Translated by Elizabeth Bryer
It must have been the end of the eighties when I accompanied my father, a traveling salesman, on one of his trips down south. This was in Chile, and we were in one of the small towns he visited regularly. I don’t remember if he was selling detergents at that stage or perfumery products, but I do remember that we were seated, each of us cradling a coffee, when I asked whether he had noticed that the hardware store had closed down. I still remember its name, La Paloma, and that its owner was always the one serving customers. He was a French immigrant who had retained his accent even though Chile had been his home for more than fifty years.
“We’re well and truly fucked,” responded my father, with an equanimity that was typical of him, downing the last of his coffee. Accustomed as I was to his curses, I’m not sure why I paid this one special attention. “We’re well and truly fucked,” I repeated. I must have been ten. My father, a little over forty.
Fifteen years went by before I understood what he meant. In those fifteen years I saw how neoliberalism, adopted in Chile at the end of the seventies, gobbled up the small businesses that my father’s trade depended on.
When I realised that everything was disappearing before my eyes, I knew I had to write a novel about what it had meant to live that life. There was the precariousness, but there was also the happiness of travelling the highways, cursing those who hadn’t purchased anything from us or, if we managed to close a sale, enumerating the treasures we would buy with the tiny commission we had made.
I speak in the plural, and in third person, because even though back then my job was limited to waiting for my father, either outside in the car or walking laps of the main square of whichever town we found ourselves in, I always felt like just another member of the strange, foul-mouthed family that the traveling salesmen made.When I realised that everything was disappearing before my eyes, I knew I had to write a novel about what it had meant to live that life.
I owed them a novel such as this, because never again have I laughed so much—or inhaled so much cigarette smoke—as when I listened to the tales they told at day’s end in those shabby hotels, which never managed to shelter us from the cold.
I had a dream that my peers—I still mean the traveling salesmen—held the novel between their hands and recognized themselves in it. In my dream, time was acting strangely.
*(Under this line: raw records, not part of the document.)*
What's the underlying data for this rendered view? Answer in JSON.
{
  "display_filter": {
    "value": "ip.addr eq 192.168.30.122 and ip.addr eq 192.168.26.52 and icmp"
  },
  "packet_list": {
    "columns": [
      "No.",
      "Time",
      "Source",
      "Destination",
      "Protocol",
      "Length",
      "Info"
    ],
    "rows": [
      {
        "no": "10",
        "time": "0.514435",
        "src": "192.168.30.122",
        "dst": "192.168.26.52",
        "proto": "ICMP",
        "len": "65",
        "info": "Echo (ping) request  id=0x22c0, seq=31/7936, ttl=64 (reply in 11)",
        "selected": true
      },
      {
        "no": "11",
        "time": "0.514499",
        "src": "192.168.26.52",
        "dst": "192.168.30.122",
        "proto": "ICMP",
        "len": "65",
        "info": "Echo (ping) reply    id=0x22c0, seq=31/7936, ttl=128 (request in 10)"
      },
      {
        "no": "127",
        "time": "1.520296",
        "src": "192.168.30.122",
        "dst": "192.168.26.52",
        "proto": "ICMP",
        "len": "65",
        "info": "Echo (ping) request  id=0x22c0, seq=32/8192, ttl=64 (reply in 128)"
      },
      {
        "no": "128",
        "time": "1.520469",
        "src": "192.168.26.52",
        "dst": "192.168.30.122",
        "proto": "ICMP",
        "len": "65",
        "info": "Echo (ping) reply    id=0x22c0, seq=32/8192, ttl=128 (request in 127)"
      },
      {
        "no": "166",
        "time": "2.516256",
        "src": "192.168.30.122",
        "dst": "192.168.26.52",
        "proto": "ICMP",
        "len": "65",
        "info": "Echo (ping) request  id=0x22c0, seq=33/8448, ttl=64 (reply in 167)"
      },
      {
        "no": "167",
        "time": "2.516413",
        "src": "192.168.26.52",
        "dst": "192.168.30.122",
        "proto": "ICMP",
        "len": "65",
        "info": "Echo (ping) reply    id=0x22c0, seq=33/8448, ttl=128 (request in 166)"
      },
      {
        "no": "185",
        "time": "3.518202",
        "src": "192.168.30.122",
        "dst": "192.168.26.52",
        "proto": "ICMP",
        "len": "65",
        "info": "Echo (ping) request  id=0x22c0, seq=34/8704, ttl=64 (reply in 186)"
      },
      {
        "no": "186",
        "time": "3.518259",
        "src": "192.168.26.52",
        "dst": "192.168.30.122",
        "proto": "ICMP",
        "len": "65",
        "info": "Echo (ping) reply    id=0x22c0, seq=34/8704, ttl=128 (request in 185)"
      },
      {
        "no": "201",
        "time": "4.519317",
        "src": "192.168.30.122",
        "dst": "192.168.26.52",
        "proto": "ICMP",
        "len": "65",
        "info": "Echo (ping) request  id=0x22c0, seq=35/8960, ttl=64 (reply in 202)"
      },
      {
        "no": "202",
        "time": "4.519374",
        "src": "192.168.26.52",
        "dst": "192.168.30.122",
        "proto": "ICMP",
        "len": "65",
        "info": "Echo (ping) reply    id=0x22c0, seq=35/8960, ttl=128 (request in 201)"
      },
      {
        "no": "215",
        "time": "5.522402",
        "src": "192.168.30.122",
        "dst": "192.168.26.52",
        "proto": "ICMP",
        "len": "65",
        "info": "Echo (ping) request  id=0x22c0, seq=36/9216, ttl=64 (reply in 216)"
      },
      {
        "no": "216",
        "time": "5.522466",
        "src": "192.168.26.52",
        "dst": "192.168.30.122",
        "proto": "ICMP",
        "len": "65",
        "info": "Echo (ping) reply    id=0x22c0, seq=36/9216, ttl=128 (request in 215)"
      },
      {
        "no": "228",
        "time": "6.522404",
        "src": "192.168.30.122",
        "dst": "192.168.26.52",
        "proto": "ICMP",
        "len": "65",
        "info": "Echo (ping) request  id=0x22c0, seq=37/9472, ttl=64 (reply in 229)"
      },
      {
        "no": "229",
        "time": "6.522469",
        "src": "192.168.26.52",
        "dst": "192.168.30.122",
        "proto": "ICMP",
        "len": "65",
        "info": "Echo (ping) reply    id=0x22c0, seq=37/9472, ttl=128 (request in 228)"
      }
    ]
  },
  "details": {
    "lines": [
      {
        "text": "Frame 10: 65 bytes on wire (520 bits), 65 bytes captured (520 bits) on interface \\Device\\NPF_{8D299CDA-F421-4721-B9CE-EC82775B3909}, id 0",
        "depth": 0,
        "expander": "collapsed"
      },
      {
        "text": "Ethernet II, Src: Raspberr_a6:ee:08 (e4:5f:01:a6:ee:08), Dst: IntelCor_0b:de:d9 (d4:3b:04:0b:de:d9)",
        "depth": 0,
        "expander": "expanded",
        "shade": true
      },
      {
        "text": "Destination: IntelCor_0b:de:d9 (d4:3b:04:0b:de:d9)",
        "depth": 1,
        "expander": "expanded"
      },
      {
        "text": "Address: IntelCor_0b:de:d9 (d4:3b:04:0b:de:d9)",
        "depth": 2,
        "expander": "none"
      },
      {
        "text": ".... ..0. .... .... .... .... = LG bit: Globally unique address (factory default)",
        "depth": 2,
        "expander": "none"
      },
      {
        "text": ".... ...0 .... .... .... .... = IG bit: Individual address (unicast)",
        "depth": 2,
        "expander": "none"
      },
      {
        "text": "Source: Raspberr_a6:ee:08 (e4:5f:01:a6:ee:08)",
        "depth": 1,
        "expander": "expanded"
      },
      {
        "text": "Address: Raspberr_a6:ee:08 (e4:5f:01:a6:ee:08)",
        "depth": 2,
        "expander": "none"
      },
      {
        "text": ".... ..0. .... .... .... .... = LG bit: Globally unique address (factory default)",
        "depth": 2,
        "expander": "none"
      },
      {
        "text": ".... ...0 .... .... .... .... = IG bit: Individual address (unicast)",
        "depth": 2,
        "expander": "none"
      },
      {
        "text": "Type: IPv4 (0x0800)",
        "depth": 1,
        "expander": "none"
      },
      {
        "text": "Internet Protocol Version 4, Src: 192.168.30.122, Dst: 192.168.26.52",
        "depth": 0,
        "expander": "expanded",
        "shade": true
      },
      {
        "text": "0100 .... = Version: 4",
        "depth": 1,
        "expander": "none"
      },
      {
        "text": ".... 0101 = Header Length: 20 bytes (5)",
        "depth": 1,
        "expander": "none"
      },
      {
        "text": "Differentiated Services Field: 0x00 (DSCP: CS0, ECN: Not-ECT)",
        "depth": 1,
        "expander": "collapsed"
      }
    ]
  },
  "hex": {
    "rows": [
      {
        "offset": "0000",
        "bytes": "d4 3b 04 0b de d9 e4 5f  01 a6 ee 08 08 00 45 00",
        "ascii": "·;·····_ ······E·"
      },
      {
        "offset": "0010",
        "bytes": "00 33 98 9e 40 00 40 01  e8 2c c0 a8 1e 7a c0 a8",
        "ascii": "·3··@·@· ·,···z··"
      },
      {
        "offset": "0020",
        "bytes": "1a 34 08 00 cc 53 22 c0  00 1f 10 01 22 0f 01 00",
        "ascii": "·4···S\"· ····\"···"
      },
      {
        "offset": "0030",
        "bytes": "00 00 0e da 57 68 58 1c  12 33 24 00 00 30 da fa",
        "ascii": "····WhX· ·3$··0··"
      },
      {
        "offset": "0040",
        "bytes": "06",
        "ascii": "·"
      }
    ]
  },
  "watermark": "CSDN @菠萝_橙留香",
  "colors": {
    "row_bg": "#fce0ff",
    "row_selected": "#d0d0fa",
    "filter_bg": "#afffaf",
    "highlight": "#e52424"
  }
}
The traveling salesmen were there, with their sample cases and their ludicrously shiny shoes, and they were turning the pages, while I was still a girl and was watching their faces, waiting for some sign—a nod of the head or a laugh—that would tell me that I had told the story right. That, and for them to comfort me in some way, to tell me that it wasn’t true, our world hadn’t come to an end; I was just catastrophizing, like always.
It took me three years to write it, because as I made progress describing the disappearance of my father’s trade, other disappearances kept showing up: bonds, ways of ordering and understanding the world that are only of use when you are a child and, finally, bodies. Because How to Order the Universe is a story that takes place in the towns and cities of the south of Chile in the years of the military dictatorship.
The first person to read the manuscript was my father. I told him that, while I wouldn’t make any changes for him, I wanted him to see it before it became a book. He told me it reminded him of things he had forgotten. He also said that never had he imagined he would appear in a novel. “A novel full of secondary characters,” he told me. “Something like that,” I said.
I know that some of the salesmen read it because they called me to thank me for dedicating a character to them, and to tell me that I had gone a bit far when it came to revealing the tricks of the trade. They also told me that I wasn’t to worry, that they would take care of visiting the bookstores of their respective cities to ask after the book and request copies, pretending they would buy it. A sales strategy that, old though it was, never failed.
How to Order the Universe by María José Ferrada (trans. Elizabeth Bryer) is available now via Tin House Books.